## REQUIRED WORK
Every entry must reappear in your answer exactly as written, though its pictures must not.
-- EXERCISE DATA follows --
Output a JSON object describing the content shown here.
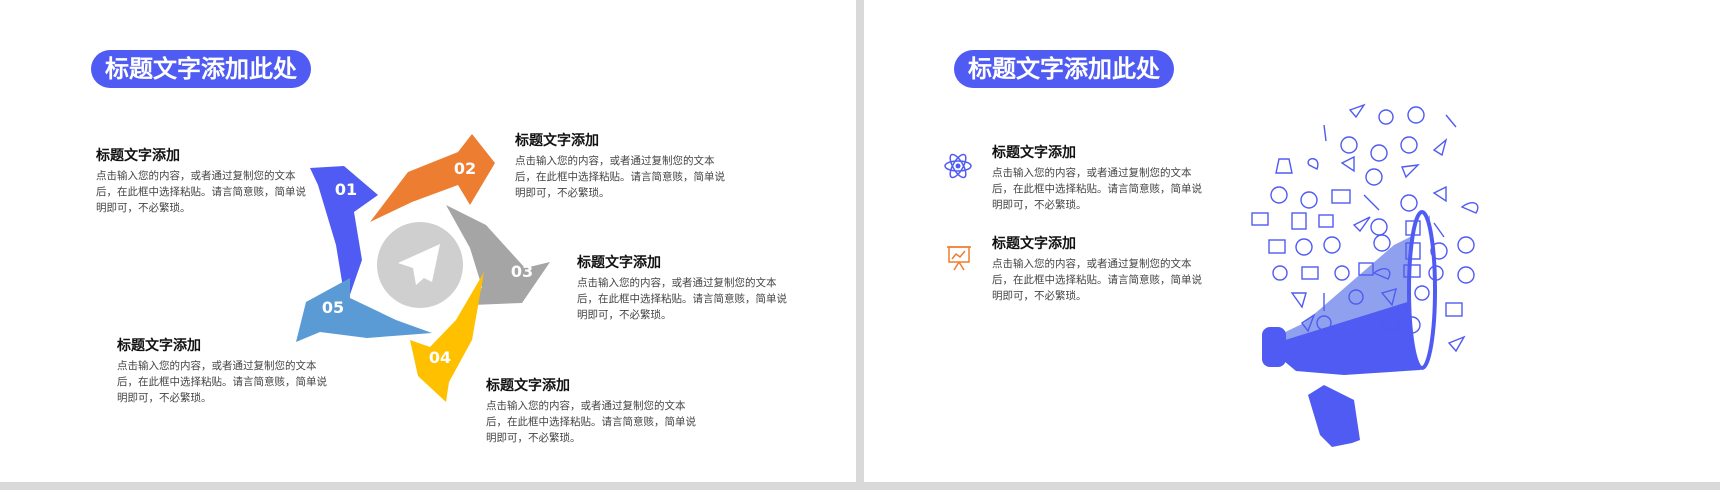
{
  "left_slide": {
    "title": "标题文字添加此处",
    "steps": [
      {
        "number": "01",
        "title": "标题文字添加",
        "body": "点击输入您的内容，或者通过复制您的文本后，在此框中选择粘贴。请言简意赅，简单说明即可，不必繁琐。"
      },
      {
        "number": "02",
        "title": "标题文字添加",
        "body": "点击输入您的内容，或者通过复制您的文本后，在此框中选择粘贴。请言简意赅，简单说明即可，不必繁琐。"
      },
      {
        "number": "03",
        "title": "标题文字添加",
        "body": "点击输入您的内容，或者通过复制您的文本后，在此框中选择粘贴。请言简意赅，简单说明即可，不必繁琐。"
      },
      {
        "number": "04",
        "title": "标题文字添加",
        "body": "点击输入您的内容，或者通过复制您的文本后，在此框中选择粘贴。请言简意赅，简单说明即可，不必繁琐。"
      },
      {
        "number": "05",
        "title": "标题文字添加",
        "body": "点击输入您的内容，或者通过复制您的文本后，在此框中选择粘贴。请言简意赅，简单说明即可，不必繁琐。"
      }
    ],
    "center_icon": "paper-plane-icon",
    "colors": {
      "c01": "#4f5bf2",
      "c02": "#ed7d31",
      "c03": "#a5a5a5",
      "c04": "#ffc000",
      "c05": "#5b9bd5"
    }
  },
  "right_slide": {
    "title": "标题文字添加此处",
    "items": [
      {
        "icon": "atom-icon",
        "title": "标题文字添加",
        "body": "点击输入您的内容，或者通过复制您的文本后，在此框中选择粘贴。请言简意赅，简单说明即可，不必繁琐。"
      },
      {
        "icon": "presentation-board-icon",
        "title": "标题文字添加",
        "body": "点击输入您的内容，或者通过复制您的文本后，在此框中选择粘贴。请言简意赅，简单说明即可，不必繁琐。"
      }
    ],
    "illustration": "megaphone-with-social-icons",
    "accent": "#4f5bf2"
  }
}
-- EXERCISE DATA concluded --
## TASK SOLUTION
Output a JSON object describing the content shown here.
{
  "left_slide": {
    "title": "标题文字添加此处",
    "steps": [
      {
        "number": "01",
        "title": "标题文字添加",
        "body": "点击输入您的内容，或者通过复制您的文本后，在此框中选择粘贴。请言简意赅，简单说明即可，不必繁琐。"
      },
      {
        "number": "02",
        "title": "标题文字添加",
        "body": "点击输入您的内容，或者通过复制您的文本后，在此框中选择粘贴。请言简意赅，简单说明即可，不必繁琐。"
      },
      {
        "number": "03",
        "title": "标题文字添加",
        "body": "点击输入您的内容，或者通过复制您的文本后，在此框中选择粘贴。请言简意赅，简单说明即可，不必繁琐。"
      },
      {
        "number": "04",
        "title": "标题文字添加",
        "body": "点击输入您的内容，或者通过复制您的文本后，在此框中选择粘贴。请言简意赅，简单说明即可，不必繁琐。"
      },
      {
        "number": "05",
        "title": "标题文字添加",
        "body": "点击输入您的内容，或者通过复制您的文本后，在此框中选择粘贴。请言简意赅，简单说明即可，不必繁琐。"
      }
    ],
    "center_icon": "paper-plane-icon",
    "colors": {
      "c01": "#4f5bf2",
      "c02": "#ed7d31",
      "c03": "#a5a5a5",
      "c04": "#ffc000",
      "c05": "#5b9bd5"
    }
  },
  "right_slide": {
    "title": "标题文字添加此处",
    "items": [
      {
        "icon": "atom-icon",
        "title": "标题文字添加",
        "body": "点击输入您的内容，或者通过复制您的文本后，在此框中选择粘贴。请言简意赅，简单说明即可，不必繁琐。"
      },
      {
        "icon": "presentation-board-icon",
        "title": "标题文字添加",
        "body": "点击输入您的内容，或者通过复制您的文本后，在此框中选择粘贴。请言简意赅，简单说明即可，不必繁琐。"
      }
    ],
    "illustration": "megaphone-with-social-icons",
    "accent": "#4f5bf2"
  }
}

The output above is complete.